Some weeks are easy, at least in terms of topics about which to write, and so it is with this one. As I sit down to turn out this column, there is an item that more or less demands whatever attention I can devote to it here.
This particular item is the hottest thing going on Birmingham social media for the past couple of days, namely the article by longtime Associated Press reporter Jay Reeves that appeared in Sunday’s New York Times. Under the headline “Once Dying, Birmingham Is Suddenly Hot,” Reeves’s piece extolled what he variously referred to as the “revival,” the “renaissance,” and a “hot spot for residents and visitors alike.”
It feels like Birmingham finally is emerging from the shadows cast by the ugly racial violence of 1963, Reeves wrote. Long haunted by black-and-white newsreel footage of the fire hoses and police dogs city leaders turned on blacks demonstrating for civil rights, the city has a new vibe that’s generating buzz all its own 50 years later.
The article highlighted numerous recent and ongoing occurrences and initiatives like our food and craft beer scenes, the rise of downtown residential living and the happy juxtaposition of Railroad Park and Regions Field. In the same breath, Reeves mentioned the beautiful and historic Alabama Theatre and the cutting-edge Sidewalk Film Festival. He also took note of the growing number of young professionals flocking to Birmingham, certainly a key component of both the spirit of optimism currently afoot here and the buzz that has developed around the publication of Reeves’ article.
The upshot of it all was that Birmingham has changed, and that the transformation is little short of miraculous. Not quite on the level of Lazarus, perhaps, but a wondrous recovery from a decline that once seemed irreversible to all but the most optimistic among us.
On this last point, by the way, I am with this very sentence losing my fight to remain modestly quiet about things I have been writing for most of the past two decades, extolling the many virtues of our community as I waited with varying degrees of patience for Birmingham to begin coming into its own. Birmingham has been a great place to live for a long time, and from my view, the wonderful thing about this wave of momentum that has propelled us into the national spotlight — in addition to the Times, recent months have brought positive stories from Forbes magazine, National Geographic Traveler, USA Today and NBC, to name just those mentioned in Reeves’s story — is that it underscores the fact that we are, at long last, and in spite of the many demons that continue to bedevil us, becoming a great city.

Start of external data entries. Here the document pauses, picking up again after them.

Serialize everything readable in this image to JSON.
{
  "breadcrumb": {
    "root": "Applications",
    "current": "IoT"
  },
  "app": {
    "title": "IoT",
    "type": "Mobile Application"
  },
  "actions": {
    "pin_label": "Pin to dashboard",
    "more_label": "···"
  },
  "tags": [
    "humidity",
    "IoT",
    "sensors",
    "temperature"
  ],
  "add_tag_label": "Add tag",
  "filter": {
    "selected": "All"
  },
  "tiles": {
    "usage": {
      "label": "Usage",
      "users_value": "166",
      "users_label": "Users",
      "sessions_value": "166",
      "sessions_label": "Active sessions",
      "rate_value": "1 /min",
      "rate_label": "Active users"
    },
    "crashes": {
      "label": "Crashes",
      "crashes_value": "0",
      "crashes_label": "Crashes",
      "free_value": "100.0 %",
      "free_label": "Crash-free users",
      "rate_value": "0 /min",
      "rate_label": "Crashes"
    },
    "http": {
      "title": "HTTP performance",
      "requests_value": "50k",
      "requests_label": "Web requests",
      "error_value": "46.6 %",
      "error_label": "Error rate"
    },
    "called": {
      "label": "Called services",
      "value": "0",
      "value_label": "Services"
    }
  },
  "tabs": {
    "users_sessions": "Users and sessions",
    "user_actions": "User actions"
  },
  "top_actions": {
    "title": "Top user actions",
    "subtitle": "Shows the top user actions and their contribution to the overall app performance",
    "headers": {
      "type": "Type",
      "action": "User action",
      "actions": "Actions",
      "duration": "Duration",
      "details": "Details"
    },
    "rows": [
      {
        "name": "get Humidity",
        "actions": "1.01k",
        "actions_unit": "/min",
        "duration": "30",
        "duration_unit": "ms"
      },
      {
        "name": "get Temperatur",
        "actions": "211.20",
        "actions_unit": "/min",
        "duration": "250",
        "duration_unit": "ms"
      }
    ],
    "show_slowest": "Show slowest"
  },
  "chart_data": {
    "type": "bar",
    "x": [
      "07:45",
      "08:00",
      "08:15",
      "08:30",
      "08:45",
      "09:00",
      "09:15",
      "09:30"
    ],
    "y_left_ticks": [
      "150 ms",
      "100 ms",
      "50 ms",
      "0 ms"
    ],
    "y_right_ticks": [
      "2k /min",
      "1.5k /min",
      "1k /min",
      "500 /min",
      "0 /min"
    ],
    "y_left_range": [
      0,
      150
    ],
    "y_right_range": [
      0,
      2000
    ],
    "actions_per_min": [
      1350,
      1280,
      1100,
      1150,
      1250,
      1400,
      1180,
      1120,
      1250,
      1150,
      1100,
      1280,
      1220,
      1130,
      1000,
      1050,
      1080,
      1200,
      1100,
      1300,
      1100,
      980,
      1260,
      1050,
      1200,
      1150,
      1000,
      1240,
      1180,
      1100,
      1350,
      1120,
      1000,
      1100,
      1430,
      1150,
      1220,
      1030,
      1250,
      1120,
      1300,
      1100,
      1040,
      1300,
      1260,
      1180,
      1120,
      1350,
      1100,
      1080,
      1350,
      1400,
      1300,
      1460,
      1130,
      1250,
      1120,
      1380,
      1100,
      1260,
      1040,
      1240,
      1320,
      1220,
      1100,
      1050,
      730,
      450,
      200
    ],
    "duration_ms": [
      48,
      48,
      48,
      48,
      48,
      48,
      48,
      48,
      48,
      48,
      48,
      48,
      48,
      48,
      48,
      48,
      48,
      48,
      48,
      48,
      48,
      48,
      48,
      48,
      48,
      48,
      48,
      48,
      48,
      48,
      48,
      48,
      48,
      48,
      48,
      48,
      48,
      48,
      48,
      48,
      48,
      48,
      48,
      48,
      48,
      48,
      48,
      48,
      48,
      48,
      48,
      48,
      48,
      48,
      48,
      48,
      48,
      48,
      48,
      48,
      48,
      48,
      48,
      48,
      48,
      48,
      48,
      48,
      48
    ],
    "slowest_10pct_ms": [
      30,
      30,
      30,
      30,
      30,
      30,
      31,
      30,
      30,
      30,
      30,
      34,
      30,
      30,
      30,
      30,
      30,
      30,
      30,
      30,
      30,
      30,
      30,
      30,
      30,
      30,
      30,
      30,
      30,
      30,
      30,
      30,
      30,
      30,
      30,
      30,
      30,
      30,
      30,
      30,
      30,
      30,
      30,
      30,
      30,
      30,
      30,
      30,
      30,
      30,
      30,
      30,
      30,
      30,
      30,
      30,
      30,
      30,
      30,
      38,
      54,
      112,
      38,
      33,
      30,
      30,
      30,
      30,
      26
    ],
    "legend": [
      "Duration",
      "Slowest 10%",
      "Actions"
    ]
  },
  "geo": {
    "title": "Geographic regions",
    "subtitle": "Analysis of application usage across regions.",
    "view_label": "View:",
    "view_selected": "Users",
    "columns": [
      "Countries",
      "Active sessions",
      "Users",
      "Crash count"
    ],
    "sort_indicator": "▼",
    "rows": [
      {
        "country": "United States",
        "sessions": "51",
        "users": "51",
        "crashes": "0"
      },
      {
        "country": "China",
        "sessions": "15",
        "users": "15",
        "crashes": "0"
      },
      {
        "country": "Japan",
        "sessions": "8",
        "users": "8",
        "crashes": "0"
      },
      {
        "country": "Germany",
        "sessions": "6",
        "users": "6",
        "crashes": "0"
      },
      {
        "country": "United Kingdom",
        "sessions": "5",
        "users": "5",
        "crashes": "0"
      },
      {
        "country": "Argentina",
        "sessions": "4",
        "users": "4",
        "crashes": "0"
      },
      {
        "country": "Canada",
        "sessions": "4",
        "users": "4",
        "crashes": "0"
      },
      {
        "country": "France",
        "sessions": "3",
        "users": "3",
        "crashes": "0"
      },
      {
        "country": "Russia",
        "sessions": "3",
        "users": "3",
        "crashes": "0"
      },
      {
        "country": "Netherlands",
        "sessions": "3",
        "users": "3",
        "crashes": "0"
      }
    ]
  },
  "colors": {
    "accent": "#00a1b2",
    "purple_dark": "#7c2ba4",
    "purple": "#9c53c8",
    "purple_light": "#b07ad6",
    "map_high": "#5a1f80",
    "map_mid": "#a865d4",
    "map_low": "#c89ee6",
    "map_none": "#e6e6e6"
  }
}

Of course, there are those who will say that all of this attention is so much fluff — that those outsiders writing good things about Birmingham are looking at trees and missing the forest, that their emphasis is on the window dressing and not the back rooms in which too much of our community’s business continues to be conducted. And, to be honest, as one who has never been enamored of the notion that we should base our views of ourselves or our community on the opinions of outsiders, I have to give some credence to this notion. Further, I have to point out that such dogged contrarianism is forge in which our sense of ourselves is tempered, the whetstone against which our self-image is sharpened and brought into clear focus.

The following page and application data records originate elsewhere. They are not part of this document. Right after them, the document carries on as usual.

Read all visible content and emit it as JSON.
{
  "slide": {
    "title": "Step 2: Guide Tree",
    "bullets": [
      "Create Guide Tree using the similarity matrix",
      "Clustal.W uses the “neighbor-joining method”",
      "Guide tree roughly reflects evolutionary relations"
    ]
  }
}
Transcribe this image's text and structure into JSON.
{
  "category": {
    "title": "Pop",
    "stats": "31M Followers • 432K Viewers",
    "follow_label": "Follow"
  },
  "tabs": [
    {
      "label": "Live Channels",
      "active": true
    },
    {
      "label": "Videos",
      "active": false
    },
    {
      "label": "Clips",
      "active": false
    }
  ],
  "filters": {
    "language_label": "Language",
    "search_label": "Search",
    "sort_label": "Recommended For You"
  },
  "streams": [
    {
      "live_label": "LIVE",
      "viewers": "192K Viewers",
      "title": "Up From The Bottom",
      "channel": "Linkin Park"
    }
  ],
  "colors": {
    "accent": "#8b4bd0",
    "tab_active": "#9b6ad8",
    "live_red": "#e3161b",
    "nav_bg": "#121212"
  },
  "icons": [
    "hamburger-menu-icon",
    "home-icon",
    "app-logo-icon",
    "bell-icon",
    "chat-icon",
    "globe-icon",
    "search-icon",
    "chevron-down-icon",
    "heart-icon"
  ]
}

Another way of saying this is that we need to enjoy sweet while remaining always cognizant of the bitter. The kind of attention we’re getting now casts into sharp relief that fact that, of all of the things that Birmingham has lacked over the years, the essential one has been a sense of civic identity, a unifying vision of who we are and what we can be.
Our collective reaction to all of the recent publicity, culminating rather spectacularly with the Reeves article, reveals a burgeoning civic pride that suggests we are at last coming to the view that our community is ready for every opportunity and every challenge and that Birmingham, for the first time in its history, is taking full possession of its own destiny. Having taken said possession, the only questions are in what direction we will steer ourselves, and how we will rise to the occasions presented by both the opportunities before us and the many challenges we must confront if we are to achieve our full and undeniable potential.
If I have a quibble with the coverage accorded us by the Times, it is in the story’s headline. Specifically, it is the notion that any of this happened “suddenly.” The renaissance of Birmingham has been a long time in the making and has involved a lot of people — some of whom are not with us to enjoy this moment — whose longstanding and unstinting commitment to Birmingham and contributions to its progress constitute the foundation on which our “sudden” revival is rising.
Ours is an overnight success story that has been 50 years in the making — and of which the ending has yet to be written. We are at a critical moment in the history of our city, the ultimate resolution of which is completely in our hands.
Let’s not let ourselves down.